More agile handling and nicer interior quality marked the Outback's 2005 redesign. Practical and sure-footed in snowy weather, thanks to standard all-wheel-drive, the Outback is a Legacy with added ground clearance and a slightly raised roof. Thin roof pillars and large windows make for easy outward visibility. Ride comfort is impressive, but cabin noise can be annoying, particularly with the four-cylinder. Everyday handling is responsive, though the car can slide its tail out in emergency maneuvers. For many years, only 3.0 VDC versions got standard electronic stability control; this spread slowly to other trims, with all Outbacks finally getting this desirable safety feature by 2009. Fuel economy is mediocre; we measured only 21 mpg overall from the base 2.5-liter four-cylinder with an automatic. Acceleration with this combination is adequate, but nothing more. Turbocharged XT models feel very powerful, while the 3.0-liter six-cylinder adds smoothness and quiet refinement; expect only 19 mpg overall on premium fuel with the six. The sedan version was dropped after 2007. Front seats are comfortable and controls are easy to use. Later model years gained a telescoping steering wheel. Cargo area is generous, with a flat load floor after folding the rear seats.
Average Retail Price Trade-in Price Reliability Verdict Owner Satisfaction View Local Inventory
2009 $8,875 - $12,650 $6,235 - $9,805
2008 $7,800 - $10,350 $5,200 - $7,620
2007 $6,850 - $9,175 $4,280 - $6,495
2006 $5,875 - $7,950 $3,380 - $5,340
2005 $5,175 - $6,850 $2,735 - $4,295
2000-2004
Subaru Outback 2004 Trim Shown: 2004
Essentially a Legacy with more ground clearance and a higher roof, Subaru's Outback is a popular SUV alternative. Standard all-wheel-drive is a plus on slippery roads. While most Outbacks are wagons, a sedan version was also available. The ride is steady and absorbent, and other than some wind noise, it is relatively quiet inside. Nicely weighted steering aids handling, but it doesn't feel as crisp as the Legacy. The rare and pricey 3.0 VDC model has a stability control system that marginally improves the otherwise twitchy emergency handling. Acceleration is relatively poky from the standard 2.5-liter four -- expect 20 mpg overall with the automatic. The 3.0-liter six is smoother and quicker.

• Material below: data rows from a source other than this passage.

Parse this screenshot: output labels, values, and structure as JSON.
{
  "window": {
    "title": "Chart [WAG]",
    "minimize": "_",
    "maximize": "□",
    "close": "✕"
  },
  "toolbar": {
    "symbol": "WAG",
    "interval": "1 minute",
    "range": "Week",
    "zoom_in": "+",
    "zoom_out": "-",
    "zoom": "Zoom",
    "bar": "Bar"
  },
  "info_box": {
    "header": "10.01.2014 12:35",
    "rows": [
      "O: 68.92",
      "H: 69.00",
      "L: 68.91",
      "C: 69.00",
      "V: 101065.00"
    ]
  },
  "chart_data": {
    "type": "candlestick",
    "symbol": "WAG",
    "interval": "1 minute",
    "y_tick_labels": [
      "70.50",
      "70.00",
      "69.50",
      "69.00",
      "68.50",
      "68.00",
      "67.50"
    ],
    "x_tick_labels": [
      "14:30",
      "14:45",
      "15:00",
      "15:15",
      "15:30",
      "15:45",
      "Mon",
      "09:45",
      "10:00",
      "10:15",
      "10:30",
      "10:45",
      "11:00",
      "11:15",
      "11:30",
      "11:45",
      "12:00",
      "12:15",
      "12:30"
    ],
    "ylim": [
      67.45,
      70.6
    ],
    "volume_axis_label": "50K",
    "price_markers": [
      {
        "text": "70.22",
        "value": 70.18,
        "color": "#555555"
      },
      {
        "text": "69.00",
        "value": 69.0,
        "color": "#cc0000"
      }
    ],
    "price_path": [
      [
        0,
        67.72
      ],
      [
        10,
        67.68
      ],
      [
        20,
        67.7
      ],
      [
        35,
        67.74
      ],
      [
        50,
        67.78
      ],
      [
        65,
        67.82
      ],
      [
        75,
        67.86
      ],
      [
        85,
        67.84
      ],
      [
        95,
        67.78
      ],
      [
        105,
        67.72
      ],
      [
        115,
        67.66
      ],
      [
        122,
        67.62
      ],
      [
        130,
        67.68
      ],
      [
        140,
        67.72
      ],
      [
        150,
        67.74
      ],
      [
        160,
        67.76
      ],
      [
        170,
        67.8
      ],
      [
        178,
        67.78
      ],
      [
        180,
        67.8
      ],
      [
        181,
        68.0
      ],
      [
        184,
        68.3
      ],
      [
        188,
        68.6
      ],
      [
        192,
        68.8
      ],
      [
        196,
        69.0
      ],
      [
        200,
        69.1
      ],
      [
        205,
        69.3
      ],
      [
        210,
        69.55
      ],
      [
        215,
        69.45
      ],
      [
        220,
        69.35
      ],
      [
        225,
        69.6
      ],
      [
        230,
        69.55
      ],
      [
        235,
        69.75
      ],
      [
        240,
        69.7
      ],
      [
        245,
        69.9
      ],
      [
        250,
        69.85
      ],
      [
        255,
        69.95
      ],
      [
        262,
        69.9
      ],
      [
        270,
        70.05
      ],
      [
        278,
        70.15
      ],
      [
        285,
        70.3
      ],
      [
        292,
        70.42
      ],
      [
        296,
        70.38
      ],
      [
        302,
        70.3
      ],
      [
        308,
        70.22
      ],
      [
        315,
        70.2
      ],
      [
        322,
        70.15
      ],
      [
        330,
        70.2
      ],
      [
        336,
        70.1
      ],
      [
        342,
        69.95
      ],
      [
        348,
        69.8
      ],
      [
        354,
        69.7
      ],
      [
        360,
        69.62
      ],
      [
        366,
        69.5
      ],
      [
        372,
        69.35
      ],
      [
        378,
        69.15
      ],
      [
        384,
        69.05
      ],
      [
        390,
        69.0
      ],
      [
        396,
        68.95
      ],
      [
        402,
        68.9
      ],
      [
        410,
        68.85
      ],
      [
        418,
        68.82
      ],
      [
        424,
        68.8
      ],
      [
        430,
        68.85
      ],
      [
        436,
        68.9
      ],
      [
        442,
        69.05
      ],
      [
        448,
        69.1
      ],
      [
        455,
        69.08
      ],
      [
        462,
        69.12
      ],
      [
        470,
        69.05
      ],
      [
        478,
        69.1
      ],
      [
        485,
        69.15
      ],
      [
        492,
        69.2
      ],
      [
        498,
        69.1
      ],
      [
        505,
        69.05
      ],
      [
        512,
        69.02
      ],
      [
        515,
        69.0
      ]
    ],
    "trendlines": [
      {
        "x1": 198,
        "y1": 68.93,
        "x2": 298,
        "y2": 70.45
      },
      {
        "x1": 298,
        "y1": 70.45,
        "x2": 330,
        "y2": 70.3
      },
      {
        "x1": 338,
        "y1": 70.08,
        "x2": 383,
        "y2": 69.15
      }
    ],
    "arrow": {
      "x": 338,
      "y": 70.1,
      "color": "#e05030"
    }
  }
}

Average Retail Price Trade-in Price Reliability Verdict Owner Satisfaction View Local Inventory
2004 $4,525 - $6,100 $2,125 - $3,590
2003 $4,025 - $5,400 $1,710 - $2,925
2002 $3,400 - $4,875 $1,205 - $2,405
2001 N/A N/A
2000 N/A N/A